Morbius leaps through its plot like a vampire, shooting a blood speedball into himself. Like the Venom films, Morbius can be enjoyed for all the wrong reasons. It’s the perfect film to hate-watch on a lazy Sunday night with your partner. Of course, that’s not the filmmakers’ intention since this is a major theatrical release.
Unless you’re a fan of unintentionally bad movies, I can’t figure out the appeal in leaving your house to see Morbius. Is the movie supposed to be a horror film coupled with action? If so, Warner Bros. currently has a far better film about a brooding superhero associated with bats you can still see in cinemas. Morbius is a film where the behind-the-scenes drama (if there was any) is more interesting than the film itself. I’m not sure whose creation I’m watching, the director’s, the producers, or both. Either way, the film-making process in this picture doesn’t look like it coasted along swimmingly by any stretch of the imagination.
The story of Morbius is the same as any Spider-Man villain. Dr. Michael Morbius (Jared Leo) is a gifted scientist who’s attempting to create a cure for his illness. Unable to walk on his two legs without the assistance of crutches, Michael decides to go with an experimental treatment that ends poorly. By consuming the blood of a bat recombined with his very own DNA, Dr. Morbius morphs into a bloodthirsty, violent vampire. Silly scientists, don’t they know bats spread diseases?
When will scientists learn to stop playing God?
Now a victim of his creation, Dr. Morbius’ blood addiction causes him to take on a violent, vampiric form. His girlfriend/fellow scientist Dr. Martine Bancrof (Adria Arjona), goes to all ends of the earth to keep her man safe. If not for his rock Martine, Michael would have nothing. Does any of this sound familiar? If so, then you don’t have to be a critic to see where every act of the film is going.
Morbius is creatively drained in almost every single element.

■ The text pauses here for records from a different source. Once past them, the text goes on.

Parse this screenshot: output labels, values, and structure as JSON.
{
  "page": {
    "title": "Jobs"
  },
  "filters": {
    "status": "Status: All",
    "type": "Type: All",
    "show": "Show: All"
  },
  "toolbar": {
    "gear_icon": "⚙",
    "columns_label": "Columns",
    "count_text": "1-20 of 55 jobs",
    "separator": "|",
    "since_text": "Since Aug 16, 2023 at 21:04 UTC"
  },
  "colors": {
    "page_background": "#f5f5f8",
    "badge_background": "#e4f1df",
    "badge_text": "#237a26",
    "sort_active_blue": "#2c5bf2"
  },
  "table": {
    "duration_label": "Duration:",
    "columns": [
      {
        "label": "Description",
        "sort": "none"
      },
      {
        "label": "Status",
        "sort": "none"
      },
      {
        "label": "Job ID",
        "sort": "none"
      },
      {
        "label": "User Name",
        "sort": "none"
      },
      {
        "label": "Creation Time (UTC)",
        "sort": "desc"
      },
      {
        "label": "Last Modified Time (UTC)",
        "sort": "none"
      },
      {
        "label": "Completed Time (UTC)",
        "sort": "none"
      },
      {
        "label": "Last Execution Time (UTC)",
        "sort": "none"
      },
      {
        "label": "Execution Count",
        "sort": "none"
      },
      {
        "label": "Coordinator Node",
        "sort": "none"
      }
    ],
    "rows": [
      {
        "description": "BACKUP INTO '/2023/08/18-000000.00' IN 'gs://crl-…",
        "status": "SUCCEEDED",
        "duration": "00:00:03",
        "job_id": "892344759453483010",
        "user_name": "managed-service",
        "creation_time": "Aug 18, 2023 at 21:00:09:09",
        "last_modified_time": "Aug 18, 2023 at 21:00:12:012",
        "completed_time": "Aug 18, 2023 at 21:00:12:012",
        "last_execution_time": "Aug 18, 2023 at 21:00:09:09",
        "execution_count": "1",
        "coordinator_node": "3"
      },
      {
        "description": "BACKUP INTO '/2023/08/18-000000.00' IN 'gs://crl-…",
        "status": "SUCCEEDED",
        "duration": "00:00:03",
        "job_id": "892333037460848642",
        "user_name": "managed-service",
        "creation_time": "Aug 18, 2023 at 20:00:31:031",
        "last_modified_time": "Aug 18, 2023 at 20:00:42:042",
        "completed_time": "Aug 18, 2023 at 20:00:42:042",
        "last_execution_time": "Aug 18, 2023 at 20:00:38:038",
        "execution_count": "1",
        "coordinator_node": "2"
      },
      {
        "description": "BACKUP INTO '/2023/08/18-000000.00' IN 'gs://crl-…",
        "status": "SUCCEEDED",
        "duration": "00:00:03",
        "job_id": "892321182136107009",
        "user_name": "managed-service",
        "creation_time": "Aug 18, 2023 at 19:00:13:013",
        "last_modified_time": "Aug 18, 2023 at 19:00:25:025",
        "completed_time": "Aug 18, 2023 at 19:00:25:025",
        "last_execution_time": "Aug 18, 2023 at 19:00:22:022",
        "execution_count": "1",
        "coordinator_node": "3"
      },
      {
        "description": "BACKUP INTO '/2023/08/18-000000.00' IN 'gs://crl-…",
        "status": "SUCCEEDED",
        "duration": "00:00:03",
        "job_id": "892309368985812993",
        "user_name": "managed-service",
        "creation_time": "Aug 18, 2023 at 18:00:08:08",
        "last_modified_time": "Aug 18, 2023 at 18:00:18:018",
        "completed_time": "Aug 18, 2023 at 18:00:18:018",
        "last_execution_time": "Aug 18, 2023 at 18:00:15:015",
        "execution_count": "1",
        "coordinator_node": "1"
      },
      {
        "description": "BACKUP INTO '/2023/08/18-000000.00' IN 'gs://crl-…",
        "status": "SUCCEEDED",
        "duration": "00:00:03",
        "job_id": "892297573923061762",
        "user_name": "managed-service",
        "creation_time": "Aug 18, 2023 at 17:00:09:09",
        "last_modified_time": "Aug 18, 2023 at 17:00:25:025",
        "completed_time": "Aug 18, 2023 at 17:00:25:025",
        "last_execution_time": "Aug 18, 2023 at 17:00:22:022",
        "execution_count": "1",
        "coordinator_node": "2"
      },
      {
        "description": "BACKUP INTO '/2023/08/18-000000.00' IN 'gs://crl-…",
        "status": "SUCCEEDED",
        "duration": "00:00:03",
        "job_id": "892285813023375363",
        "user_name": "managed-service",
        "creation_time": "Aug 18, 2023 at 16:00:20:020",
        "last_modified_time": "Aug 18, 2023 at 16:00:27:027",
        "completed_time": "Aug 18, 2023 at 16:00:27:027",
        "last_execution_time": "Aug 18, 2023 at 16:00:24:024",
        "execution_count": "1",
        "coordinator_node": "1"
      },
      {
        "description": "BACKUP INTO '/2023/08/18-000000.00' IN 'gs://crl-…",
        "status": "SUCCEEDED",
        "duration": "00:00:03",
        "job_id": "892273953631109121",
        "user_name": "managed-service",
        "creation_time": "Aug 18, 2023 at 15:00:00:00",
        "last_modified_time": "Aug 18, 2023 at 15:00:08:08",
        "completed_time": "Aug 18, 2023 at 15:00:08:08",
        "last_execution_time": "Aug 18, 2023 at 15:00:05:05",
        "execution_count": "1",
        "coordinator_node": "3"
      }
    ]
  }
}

The cinematography looks like the director of photography set up some LEDs and party lights then mixed them with strobes to create a traditional horror look. An R rating would have complimented the look appropriately. Unfortunately, Morbius might be too violent of a character to translate into PG-13 for the kids to see.
The film attempts to make the audience feel sympathy for Dr. Morbius, yet every action he takes is only in the interest of himself. Discernible character traits to make the Doctor’s fall from decency feel tragic, freeing, something, anything, would have been nice. Regrettably, no sign of life is present here. The thing that has somewhat of a heartbeat, ironically enough, is Jared Leto.
I’m not a fan of Jared Leto. He’s like a younger Johnny Depp who slaps on silly voices rather than getting into another character’s skin. He can’t fake it then break it like Robert Pattinson can, nor can he mold his persona in a way that resonates with audiences like a Tom Hanks everyman. Jared is a pretty dull guy to watch. Yet, he has the most personality next to Matt Smith who’s chewing the scenery every chance he gets. The dryness of Mr. Leto translates well for the role of a brilliant, unorthodox oddball scientist.
Works as a B movie, fails as an A movie
Morbius is a rushed, inadvertently hilarious romp containing long stretches of boredom that already escaped my memory, probably because Dr. Morbius’s quest to defy God sent me into dreamland a third of the way into the story. Luckily the booming soundtrack kept me awake enough to see the usual comic book movie ending where the hero and villain duke it out in a final boss fight. Speaking of which, don’t expect the action to be particularly noteworthy. The CGI looks like the smoke effects from PS4’s Infamous: Second Son.
Upon entering the elevator to leave the theater, I heard a group of friends conversing, “it’s not as bad as I thought, but it could get a cult following.” By cult following, I’m assuming it’s in the fashion of Trolls 2. Sincerely, as a B movie, Morbius can be a lot of fun to watch. But that’s an experience that can be enjoyed in your home with a few friends. If you want a good laugh, you can’t do better than Sony’s newest horror film, however it’s probably better to spend your money on intentional comedy if looking for a few laughs.